## What to do
Your answer should be one number: the count of lines in these entries that hold the word "Receivables".

☆ ☆ ☆ ☆

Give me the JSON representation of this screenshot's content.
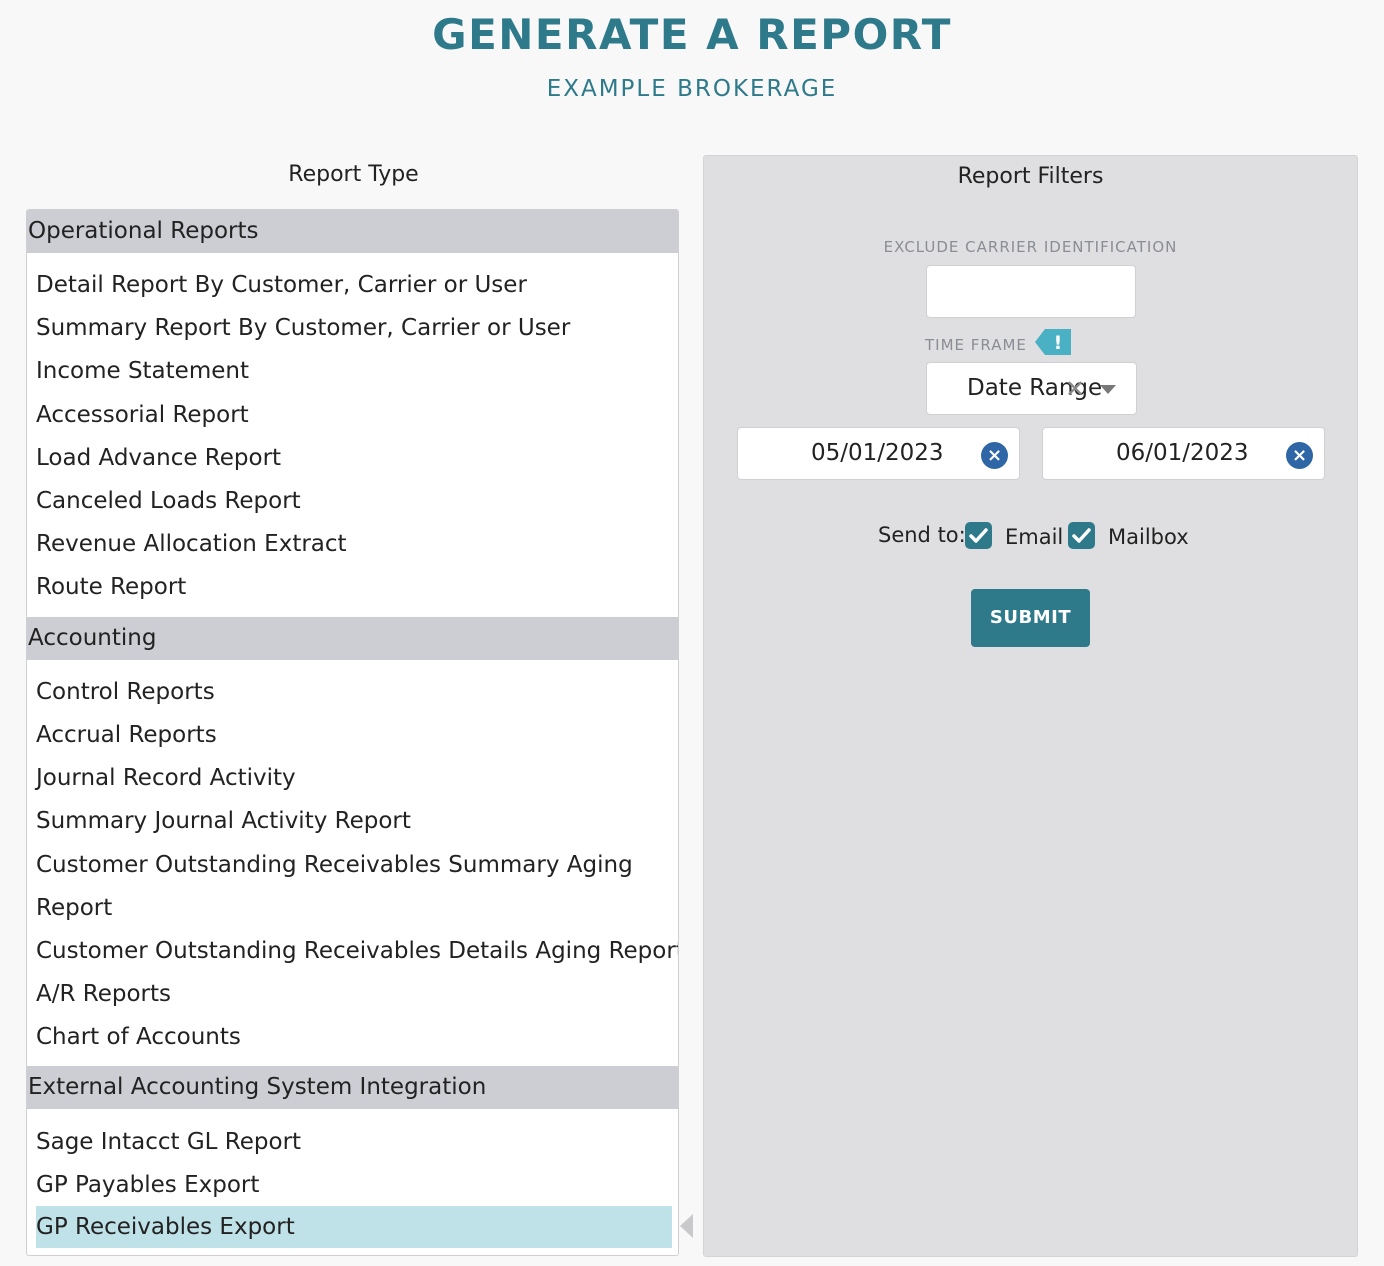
{
  "header": {
    "title": "GENERATE A REPORT",
    "subtitle": "EXAMPLE BROKERAGE"
  },
  "report_type": {
    "heading": "Report Type",
    "sections": [
      {
        "title": "Operational Reports",
        "items": [
          "Detail Report By Customer, Carrier or User",
          "Summary Report By Customer, Carrier or User",
          "Income Statement",
          "Accessorial Report",
          "Load Advance Report",
          "Canceled Loads Report",
          "Revenue Allocation Extract",
          "Route Report"
        ]
      },
      {
        "title": "Accounting",
        "items": [
          "Control Reports",
          "Accrual Reports",
          "Journal Record Activity",
          "Summary Journal Activity Report",
          "Customer Outstanding Receivables Summary Aging Report",
          "Customer Outstanding Receivables Details Aging Report",
          "A/R Reports",
          "Chart of Accounts"
        ]
      },
      {
        "title": "External Accounting System Integration",
        "items": [
          "Sage Intacct GL Report",
          "GP Payables Export",
          "GP Receivables Export"
        ]
      }
    ],
    "selected_item": "GP Receivables Export"
  },
  "filters": {
    "heading": "Report Filters",
    "exclude_carrier": {
      "label": "EXCLUDE CARRIER IDENTIFICATION",
      "value": ""
    },
    "time_frame": {
      "label": "TIME FRAME",
      "badge": "!",
      "value": "Date Range",
      "clear_glyph": "✕"
    },
    "start_date": "05/01/2023",
    "end_date": "06/01/2023",
    "date_clear_glyph": "×",
    "send_to": {
      "label": "Send to:",
      "options": [
        {
          "label": "Email",
          "checked": true
        },
        {
          "label": "Mailbox",
          "checked": true
        }
      ]
    },
    "submit_label": "SUBMIT"
  },
  "colors": {
    "accent": "#2f7a8a",
    "section_header_bg": "#cdced3",
    "selected_bg": "#bfe1e8",
    "panel_bg": "#dfdfe1",
    "date_clear_bg": "#2f66a6",
    "badge_bg": "#4ab0c4"
  }
}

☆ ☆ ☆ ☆

## Result of this exercise
4